The Hollands argue they are entitled to recover post-offer fees because the offer of judgment contained the additional language, not found in Rule 68, "costs now accrued and reasonable attorney fees as determined by the court." (emphasis added). We agree.


In Clark, we held time spent litigating attorneys fees in Sec. 1983 cases to be compensable. 803 F.2d at 992. So if Rule 68 were not implicated, the Hollands clearly would be entitled to recover the fees incurred preparing the fee petition. In Erdman v. Cochise County, Arizona, 926 F.2d 877 (9th Cir.1991), we stated, "any waiver or limitation of attorney fees in settlements of Sec. 1983 cases must be clear and unambiguous." Id. at 880 (citing Muckleshoot Tribe v. Puget Sound Power & Light Co., 875 F.2d 695, 698 (9th Cir.1989)). The question we must answer, therefore, is whether the City's offer of judgment clearly and unambiguously limited attorney's fees to those incurred prior to the offer.


It appears an offer of judgment limiting itself to the language of Rule 68 and referring only to "costs now accrued" would satisfy the Erdman requirement of a "clear and unambiguous" limitation on attorney's fees. "Costs now accrued" clearly limits costs (and fees in a Sec. 1983 case) to those that accrued prior to the offer. Thus, if the City's offer had contained only that language, we might deny the Hollands' post-offer fees.1

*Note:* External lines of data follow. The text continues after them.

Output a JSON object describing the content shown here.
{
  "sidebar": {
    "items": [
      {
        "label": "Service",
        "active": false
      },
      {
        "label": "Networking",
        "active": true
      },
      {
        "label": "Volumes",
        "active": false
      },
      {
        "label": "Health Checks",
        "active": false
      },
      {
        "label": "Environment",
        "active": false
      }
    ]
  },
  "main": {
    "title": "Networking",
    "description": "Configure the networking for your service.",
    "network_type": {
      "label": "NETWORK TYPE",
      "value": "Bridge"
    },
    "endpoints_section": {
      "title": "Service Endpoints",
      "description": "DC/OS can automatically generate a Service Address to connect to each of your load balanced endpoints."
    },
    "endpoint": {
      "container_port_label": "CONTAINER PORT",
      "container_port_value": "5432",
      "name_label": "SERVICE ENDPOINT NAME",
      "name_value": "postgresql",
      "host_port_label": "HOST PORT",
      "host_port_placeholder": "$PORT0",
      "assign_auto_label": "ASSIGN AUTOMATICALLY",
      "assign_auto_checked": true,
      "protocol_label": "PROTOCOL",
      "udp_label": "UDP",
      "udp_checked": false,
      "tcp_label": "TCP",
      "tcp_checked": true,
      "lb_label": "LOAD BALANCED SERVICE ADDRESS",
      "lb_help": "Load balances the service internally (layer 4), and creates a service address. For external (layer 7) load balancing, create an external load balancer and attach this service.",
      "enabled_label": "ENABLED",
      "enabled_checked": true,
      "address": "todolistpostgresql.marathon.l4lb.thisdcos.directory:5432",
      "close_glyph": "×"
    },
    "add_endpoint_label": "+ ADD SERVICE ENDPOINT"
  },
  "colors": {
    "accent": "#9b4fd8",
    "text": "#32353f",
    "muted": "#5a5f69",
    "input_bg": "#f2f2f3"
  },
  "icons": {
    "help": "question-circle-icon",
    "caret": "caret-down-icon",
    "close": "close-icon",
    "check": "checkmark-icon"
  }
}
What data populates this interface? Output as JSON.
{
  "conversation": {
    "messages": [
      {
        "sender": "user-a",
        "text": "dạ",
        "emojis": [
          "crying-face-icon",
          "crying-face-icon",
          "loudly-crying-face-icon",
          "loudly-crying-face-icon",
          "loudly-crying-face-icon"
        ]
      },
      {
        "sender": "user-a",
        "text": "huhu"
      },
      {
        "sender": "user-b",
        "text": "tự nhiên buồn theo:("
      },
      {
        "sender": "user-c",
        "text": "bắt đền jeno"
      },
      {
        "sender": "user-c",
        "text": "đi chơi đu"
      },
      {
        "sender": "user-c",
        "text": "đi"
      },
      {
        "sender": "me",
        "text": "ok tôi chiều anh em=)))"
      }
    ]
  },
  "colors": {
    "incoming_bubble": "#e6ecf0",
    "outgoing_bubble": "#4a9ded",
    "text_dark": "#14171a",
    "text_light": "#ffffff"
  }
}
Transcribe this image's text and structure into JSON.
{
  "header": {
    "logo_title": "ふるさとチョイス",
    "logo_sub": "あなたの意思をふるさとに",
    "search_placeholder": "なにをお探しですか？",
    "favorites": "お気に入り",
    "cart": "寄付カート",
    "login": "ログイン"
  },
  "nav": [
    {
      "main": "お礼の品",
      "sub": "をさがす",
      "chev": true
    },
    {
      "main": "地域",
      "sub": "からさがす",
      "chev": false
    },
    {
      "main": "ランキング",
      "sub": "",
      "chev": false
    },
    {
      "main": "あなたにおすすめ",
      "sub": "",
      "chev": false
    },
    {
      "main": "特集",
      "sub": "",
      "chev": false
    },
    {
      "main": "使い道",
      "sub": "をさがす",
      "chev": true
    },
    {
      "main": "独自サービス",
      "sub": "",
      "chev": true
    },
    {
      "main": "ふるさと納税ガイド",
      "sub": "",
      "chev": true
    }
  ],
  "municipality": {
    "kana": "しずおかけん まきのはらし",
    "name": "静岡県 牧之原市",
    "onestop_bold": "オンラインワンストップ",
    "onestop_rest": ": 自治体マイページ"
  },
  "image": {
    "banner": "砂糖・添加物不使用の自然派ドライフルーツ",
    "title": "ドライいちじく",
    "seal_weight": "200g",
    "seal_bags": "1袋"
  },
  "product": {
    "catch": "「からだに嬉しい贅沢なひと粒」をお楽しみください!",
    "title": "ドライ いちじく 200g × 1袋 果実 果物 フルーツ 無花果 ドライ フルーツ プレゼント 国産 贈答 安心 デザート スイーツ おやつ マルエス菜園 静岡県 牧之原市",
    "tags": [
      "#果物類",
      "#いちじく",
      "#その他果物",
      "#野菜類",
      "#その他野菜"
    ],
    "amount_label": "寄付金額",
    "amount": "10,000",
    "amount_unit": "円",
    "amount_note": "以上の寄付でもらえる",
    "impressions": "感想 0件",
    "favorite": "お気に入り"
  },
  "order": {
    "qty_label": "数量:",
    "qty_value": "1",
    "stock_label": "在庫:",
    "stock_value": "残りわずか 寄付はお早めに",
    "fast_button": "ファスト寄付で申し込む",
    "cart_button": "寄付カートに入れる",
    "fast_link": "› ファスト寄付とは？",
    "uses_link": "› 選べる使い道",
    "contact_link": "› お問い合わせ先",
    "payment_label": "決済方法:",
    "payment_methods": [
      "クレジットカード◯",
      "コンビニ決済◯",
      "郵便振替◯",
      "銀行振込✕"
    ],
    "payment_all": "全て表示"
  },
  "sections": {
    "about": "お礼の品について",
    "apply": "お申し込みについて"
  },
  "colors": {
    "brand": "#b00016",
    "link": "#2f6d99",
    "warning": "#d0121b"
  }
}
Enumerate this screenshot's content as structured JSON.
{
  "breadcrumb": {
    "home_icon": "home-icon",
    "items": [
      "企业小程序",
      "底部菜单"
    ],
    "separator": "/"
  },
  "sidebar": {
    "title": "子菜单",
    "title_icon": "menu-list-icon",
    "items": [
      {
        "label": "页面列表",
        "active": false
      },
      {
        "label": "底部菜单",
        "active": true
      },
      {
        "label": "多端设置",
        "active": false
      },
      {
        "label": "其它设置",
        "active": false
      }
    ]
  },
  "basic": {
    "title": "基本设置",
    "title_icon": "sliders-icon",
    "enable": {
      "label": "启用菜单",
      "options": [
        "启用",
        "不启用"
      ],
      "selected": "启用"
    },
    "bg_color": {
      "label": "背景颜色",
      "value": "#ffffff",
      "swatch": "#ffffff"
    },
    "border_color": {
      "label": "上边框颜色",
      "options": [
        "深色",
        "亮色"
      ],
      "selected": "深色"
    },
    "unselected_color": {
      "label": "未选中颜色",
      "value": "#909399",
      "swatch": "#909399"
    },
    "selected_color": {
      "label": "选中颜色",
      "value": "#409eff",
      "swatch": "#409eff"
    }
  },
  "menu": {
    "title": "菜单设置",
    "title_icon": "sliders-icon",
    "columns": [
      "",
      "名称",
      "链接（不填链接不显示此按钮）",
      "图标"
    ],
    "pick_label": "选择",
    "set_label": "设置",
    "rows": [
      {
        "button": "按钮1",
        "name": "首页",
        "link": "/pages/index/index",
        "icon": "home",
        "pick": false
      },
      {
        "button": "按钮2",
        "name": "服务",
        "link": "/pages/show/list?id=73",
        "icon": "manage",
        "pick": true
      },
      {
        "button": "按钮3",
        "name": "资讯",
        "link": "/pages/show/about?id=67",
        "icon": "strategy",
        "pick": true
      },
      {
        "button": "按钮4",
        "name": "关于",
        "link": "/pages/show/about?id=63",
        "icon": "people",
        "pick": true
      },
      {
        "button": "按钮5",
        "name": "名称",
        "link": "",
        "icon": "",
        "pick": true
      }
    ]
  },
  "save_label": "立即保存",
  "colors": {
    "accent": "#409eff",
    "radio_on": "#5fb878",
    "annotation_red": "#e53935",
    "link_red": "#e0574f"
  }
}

We need not decide this question, however, because the offer contained the additional, ambiguous language "costs now accrued and reasonable attorney fees as determined by the court." One could certainly conclude this fee provision is broader than the cost provision and might extend to those fees not already accrued. Thus, the limitation the City apparently intended is no longer clear and unambiguous. Furthermore, we have held that courts should apply the usual rules of contract interpretation to offers of judgment, Herrington v. County of Sonoma, 12 F.3d 901, 907 (9th Cir.1993), and these rules dictate that ambiguities be construed against the drafter. Id.


We therefore conclude, in light of the rules of contract interpretation and the "clear and unambiguous" requirement articulated in Erdman, that the City's offer of judgment did not limit the attorney's fee award to those fees incurred prior to the offer. The district court did not err in awarding the Hollands fees incurred in preparing the post-offer fee petition.


The district court's fee award is AFFIRMED.


Honorable Samuel P. King, Senior United States District Judge for the District of Hawaii, sitting by designation


Three district courts have considered this question in cases where the language of the offer mirrored Rule 68, and all three denied fees for work done after the plaintiff accepted the offer of judgment. See Said v. Virginia Commonwealth Univ., 130 F.R.D. 60, 64 (E.D.Va.1990) (court limited recovery to costs and fees accrued before the offer was made); Jones v. Federated Dep't Stores, 527 F.Supp. 912, 921 (S.D.Ohio 1981) (court declined to grant fees for work done on the attorneys' fees issue because the language of the settlement offer explicitly excluded, as "costs," post-settlement attorneys' fees). See also Whitcher v. Town of Matthews, 136 F.R.D. 582, 586-87 (W.D.N.C.1991). But see David v. AM Int'l, 131 F.R.D. 86, 90 (E.D.Pa.1990) (although offer did not mention costs at all, plaintiff allowed to recover fees incurred opposing defendant's motions challenging the fee petition)